“Student recruitment is an essential part of this much-needed stability—universities will doubtless engage positively with proportionate measures to ensure that prospective students are not disadvantaged in this period of uncertainly. The guarantee of expanded numbers for educating key public service workers is to be welcomed and follows work highlighting this priority area last week by MillionPlus.

“Rebuilding Britain after the Covid-19 crisis will require fresh investment to expand the university infrastructure to support these crucial subject areas. I hope that in due course further proposals by government will set out an ambitious agenda along these lines.”

Debra Humphris
University Alliance chair and vice-chancellor of the University of Brighton

“During this crisis the interests of students has been at the forefront of decisions taken at a local and national level. The temporary measures outlined will protect the ability of current and future generations of students to choose from a diverse range of world-class providers.

“The stability this package provides will also ensure that our members can continue to focus on serving their communities. As providers of professional and technical education, including the training of nearly 25 per cent of undergraduate nursing students in England, we are particularly pleased the package offers specific designation for public sector workforce subjects, which will protect and sustain the vital pipeline of key workers.”

Clare Marchant
UCAS chief executive

“UCAS has given all applicants extra time to make their decisions and we are encouraging them to make their firm and insurance choices as soon as they are ready.

“We are confident the new personalised Clearing in 2020 will transform the experience for students. Building on last year’s reforms, they won’t need to search through a mountain of courses or make endless phone calls. The most appropriate course options for them as an individual will be presented through their online account.”
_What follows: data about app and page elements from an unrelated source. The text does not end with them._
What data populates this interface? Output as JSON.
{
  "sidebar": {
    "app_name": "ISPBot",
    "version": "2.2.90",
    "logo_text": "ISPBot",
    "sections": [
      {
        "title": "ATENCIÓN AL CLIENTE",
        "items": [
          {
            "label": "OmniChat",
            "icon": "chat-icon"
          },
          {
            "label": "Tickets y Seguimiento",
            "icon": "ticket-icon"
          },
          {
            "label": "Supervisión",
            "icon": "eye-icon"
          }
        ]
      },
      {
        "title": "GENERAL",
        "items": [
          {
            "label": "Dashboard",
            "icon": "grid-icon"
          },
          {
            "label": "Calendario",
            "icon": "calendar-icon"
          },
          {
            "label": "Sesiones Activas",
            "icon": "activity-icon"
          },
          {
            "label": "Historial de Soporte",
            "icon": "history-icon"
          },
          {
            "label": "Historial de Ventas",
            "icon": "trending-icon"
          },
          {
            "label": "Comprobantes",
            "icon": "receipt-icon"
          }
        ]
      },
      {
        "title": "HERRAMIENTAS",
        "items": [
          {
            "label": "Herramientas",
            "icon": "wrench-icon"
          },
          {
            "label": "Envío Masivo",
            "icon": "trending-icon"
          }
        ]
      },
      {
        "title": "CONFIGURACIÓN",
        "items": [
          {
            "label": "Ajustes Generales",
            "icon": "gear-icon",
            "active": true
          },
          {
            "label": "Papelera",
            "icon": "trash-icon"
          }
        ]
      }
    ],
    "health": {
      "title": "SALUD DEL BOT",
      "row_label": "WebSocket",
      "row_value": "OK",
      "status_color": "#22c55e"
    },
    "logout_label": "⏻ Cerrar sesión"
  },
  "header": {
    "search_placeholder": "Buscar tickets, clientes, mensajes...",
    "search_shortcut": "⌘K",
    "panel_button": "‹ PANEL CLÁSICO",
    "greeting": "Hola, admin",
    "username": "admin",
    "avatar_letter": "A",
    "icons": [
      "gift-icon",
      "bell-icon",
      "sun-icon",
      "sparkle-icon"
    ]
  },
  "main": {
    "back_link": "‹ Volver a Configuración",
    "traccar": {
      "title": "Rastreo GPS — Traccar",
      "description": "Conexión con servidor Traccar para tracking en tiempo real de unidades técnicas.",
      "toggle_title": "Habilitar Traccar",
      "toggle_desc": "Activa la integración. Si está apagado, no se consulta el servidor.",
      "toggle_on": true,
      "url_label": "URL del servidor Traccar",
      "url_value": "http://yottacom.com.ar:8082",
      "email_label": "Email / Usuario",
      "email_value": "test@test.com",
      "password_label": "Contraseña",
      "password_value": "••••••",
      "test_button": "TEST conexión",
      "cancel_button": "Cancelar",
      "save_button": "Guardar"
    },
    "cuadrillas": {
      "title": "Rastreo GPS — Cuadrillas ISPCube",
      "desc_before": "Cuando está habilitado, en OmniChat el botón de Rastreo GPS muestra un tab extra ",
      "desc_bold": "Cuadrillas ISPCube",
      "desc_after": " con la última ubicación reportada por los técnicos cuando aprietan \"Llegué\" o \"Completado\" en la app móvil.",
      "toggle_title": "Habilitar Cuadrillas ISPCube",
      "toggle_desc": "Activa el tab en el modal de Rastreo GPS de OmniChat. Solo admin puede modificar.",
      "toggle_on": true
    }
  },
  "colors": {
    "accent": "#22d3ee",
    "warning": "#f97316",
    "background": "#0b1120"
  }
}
Andrea Nolan
Convener of Universities Scotland

“Scotland’s universities are going to depend on both Scottish and UK governments agreeing a shared approach to ensure that appropriate financial support is targeted at a level that will help them navigate this crisis and be fit to support both Scotland and the UK’s post-pandemic recovery. Scottish higher education is mostly devolved but with a very active role in the UK’s higher education ecosystem. It puts Scotland’s universities in a very different place to universities in England and that necessitates a bespoke, twin-track response, crafted to acknowledge and respect that difference. We’ve had assurances from both governments that they recognise this and will reflect it in their approach.

“While today’s announcement concentrates on immediate measures to protect students’ interests in England, we support its acknowledgement of the need for the UK government and the devolved administrations to work together to protect higher education’s contribution across the UK. The proposed Research Sustainability Taskforce can help with this, and we welcome devolved participation. Beyond that, we need a partnership approach from the UK and Scottish Governments to ensure the right support reaches Scotland’s universities.”

Claire Sosienski Smith
Vice-president (higher education), National Union of Students

“We need to ensure students’ interests are safeguarded in this challenging time, and understand why these changes have been proposed by the OfS—but the language used is very broad and OfS must take great care and provide clear guidance to ensure universities and colleges are not deterred from working together to make changes that support students for fear of regulatory action.

“That the OfS felt it had to take this action proves yet again that the marketisation of higher education has failed students and created perverse incentives for institutions. It would benefit students and society far more to promote collaboration and cooperation among universities rather than wasteful competition. Students are ultimately still stuck in a system which threatens their education by leaving it to the whims of the market.”